What the task requires – A line qualifies if it holds the string "capability". Copy every qualifying line from the records.

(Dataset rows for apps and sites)
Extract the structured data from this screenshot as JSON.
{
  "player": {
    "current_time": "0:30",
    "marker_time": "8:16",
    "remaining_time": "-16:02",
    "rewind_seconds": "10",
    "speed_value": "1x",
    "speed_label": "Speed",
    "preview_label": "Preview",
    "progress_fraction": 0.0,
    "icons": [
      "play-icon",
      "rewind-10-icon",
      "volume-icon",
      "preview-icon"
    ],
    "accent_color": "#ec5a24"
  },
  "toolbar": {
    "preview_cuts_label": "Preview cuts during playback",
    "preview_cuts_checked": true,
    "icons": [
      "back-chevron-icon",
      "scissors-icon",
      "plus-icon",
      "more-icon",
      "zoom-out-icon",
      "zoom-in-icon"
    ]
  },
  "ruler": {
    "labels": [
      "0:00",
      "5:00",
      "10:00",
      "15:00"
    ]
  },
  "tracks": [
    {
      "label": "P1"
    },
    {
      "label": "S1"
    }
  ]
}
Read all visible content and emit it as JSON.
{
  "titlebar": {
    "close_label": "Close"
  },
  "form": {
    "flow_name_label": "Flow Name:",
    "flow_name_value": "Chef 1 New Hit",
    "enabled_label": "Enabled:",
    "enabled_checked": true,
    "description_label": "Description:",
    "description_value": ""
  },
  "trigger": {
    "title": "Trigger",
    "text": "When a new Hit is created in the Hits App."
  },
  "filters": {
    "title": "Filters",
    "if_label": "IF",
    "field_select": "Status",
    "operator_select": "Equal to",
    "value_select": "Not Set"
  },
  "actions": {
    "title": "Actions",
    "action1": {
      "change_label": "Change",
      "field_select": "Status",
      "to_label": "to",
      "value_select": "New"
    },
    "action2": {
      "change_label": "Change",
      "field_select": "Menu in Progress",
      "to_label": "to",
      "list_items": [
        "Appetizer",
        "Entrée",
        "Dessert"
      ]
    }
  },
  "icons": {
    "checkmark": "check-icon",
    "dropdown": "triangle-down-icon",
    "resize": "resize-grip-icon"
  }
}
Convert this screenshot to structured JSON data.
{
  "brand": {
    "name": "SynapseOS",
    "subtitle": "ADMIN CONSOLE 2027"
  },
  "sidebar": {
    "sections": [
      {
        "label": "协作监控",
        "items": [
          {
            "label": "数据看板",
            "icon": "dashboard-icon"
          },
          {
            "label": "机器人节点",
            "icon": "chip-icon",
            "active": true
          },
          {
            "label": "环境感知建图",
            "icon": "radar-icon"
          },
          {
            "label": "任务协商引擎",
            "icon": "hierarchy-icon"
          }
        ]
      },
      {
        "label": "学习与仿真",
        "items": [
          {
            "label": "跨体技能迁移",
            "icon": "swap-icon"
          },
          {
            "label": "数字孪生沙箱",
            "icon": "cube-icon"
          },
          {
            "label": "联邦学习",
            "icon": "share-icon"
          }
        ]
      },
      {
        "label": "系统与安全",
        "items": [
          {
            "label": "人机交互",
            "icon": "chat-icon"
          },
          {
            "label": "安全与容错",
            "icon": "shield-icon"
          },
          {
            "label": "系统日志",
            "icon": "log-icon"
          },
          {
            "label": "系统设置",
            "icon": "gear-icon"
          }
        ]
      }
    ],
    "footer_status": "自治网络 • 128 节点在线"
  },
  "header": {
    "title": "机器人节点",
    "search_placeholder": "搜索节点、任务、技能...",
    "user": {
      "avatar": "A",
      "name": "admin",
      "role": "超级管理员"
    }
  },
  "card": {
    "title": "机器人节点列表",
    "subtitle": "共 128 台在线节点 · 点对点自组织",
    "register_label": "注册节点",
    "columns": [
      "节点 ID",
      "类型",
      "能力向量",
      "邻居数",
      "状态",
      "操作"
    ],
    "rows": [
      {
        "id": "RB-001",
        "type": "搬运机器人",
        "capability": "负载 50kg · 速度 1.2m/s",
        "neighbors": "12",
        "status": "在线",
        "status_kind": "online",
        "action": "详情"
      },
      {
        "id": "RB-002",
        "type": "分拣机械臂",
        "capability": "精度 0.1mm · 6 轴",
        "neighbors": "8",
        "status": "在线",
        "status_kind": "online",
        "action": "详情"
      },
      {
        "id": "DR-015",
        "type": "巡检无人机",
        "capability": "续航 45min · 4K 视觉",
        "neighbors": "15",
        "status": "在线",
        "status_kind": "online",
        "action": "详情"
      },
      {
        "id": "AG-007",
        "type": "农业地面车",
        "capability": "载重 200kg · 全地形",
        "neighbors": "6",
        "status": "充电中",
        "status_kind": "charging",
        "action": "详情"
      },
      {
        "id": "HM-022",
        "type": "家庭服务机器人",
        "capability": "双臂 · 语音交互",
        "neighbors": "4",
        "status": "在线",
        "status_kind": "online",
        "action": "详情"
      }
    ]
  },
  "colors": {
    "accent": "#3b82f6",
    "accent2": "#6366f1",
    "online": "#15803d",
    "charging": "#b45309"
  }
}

Your response –
        "capability": "负载 50kg · 速度 1.2m/s",
        "capability": "精度 0.1mm · 6 轴",
        "capability": "续航 45min · 4K 视觉",
        "capability": "载重 200kg · 全地形",
        "capability": "双臂 · 语音交互",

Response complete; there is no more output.